*** Available data ***

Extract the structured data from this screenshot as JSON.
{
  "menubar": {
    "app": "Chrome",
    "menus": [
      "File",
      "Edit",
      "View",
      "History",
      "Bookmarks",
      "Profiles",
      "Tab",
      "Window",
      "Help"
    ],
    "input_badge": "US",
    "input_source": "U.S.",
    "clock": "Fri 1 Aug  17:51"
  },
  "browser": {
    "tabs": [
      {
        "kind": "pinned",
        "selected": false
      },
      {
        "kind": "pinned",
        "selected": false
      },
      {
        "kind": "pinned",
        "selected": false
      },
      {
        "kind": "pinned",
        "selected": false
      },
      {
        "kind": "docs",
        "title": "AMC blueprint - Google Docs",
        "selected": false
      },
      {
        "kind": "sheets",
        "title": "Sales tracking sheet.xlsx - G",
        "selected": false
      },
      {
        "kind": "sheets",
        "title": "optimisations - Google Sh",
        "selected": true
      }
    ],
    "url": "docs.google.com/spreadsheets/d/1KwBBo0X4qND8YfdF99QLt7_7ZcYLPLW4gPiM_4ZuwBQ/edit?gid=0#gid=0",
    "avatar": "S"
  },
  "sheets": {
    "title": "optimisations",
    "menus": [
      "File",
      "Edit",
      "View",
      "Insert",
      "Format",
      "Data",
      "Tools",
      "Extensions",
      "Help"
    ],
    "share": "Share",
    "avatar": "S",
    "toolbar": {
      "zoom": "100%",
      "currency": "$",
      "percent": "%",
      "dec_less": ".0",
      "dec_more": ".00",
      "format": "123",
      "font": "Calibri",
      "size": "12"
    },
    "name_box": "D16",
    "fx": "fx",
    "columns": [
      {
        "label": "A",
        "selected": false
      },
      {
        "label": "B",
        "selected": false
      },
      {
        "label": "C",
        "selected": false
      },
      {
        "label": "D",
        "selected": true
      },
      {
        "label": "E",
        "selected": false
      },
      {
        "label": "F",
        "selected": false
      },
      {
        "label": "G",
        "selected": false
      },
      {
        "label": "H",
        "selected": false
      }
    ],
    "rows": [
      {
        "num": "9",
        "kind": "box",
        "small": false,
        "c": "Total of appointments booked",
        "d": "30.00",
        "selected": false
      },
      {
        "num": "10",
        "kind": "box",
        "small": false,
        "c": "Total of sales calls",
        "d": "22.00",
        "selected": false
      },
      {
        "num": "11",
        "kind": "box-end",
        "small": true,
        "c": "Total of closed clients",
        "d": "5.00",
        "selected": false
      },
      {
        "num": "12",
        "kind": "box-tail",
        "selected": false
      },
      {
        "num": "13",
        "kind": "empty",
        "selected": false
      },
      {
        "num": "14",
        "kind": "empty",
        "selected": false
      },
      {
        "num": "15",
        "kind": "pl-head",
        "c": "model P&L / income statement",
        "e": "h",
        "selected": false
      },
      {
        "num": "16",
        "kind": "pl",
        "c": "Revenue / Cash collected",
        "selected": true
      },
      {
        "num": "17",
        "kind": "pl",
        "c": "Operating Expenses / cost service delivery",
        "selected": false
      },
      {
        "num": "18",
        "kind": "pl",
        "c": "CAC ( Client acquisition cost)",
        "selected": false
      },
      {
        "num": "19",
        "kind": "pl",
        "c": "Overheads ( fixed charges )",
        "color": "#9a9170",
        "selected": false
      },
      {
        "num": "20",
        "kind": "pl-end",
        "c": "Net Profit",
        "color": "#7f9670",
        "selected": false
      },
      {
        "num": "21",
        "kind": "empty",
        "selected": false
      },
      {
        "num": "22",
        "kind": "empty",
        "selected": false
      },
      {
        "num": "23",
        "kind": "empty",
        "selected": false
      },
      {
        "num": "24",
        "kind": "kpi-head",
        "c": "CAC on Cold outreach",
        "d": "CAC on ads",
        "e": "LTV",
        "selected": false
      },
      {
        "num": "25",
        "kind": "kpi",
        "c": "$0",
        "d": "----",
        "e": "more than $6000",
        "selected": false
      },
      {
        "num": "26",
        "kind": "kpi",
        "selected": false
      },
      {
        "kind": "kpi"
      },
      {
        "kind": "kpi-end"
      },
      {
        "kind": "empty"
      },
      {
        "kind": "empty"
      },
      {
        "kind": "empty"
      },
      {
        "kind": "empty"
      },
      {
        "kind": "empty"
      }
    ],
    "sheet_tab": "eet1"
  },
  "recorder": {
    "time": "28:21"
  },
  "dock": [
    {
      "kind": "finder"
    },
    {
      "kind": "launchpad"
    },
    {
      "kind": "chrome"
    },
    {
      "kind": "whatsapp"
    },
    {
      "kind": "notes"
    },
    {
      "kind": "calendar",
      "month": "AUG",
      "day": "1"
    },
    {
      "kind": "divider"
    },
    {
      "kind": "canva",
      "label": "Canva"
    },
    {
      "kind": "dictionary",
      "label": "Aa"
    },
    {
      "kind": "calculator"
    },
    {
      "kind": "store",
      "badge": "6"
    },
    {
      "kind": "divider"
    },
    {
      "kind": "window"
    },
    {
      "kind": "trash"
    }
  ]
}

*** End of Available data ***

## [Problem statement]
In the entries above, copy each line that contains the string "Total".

## [Result]
        "c": "Total of appointments booked",
        "c": "Total of sales calls",
        "c": "Total of closed clients",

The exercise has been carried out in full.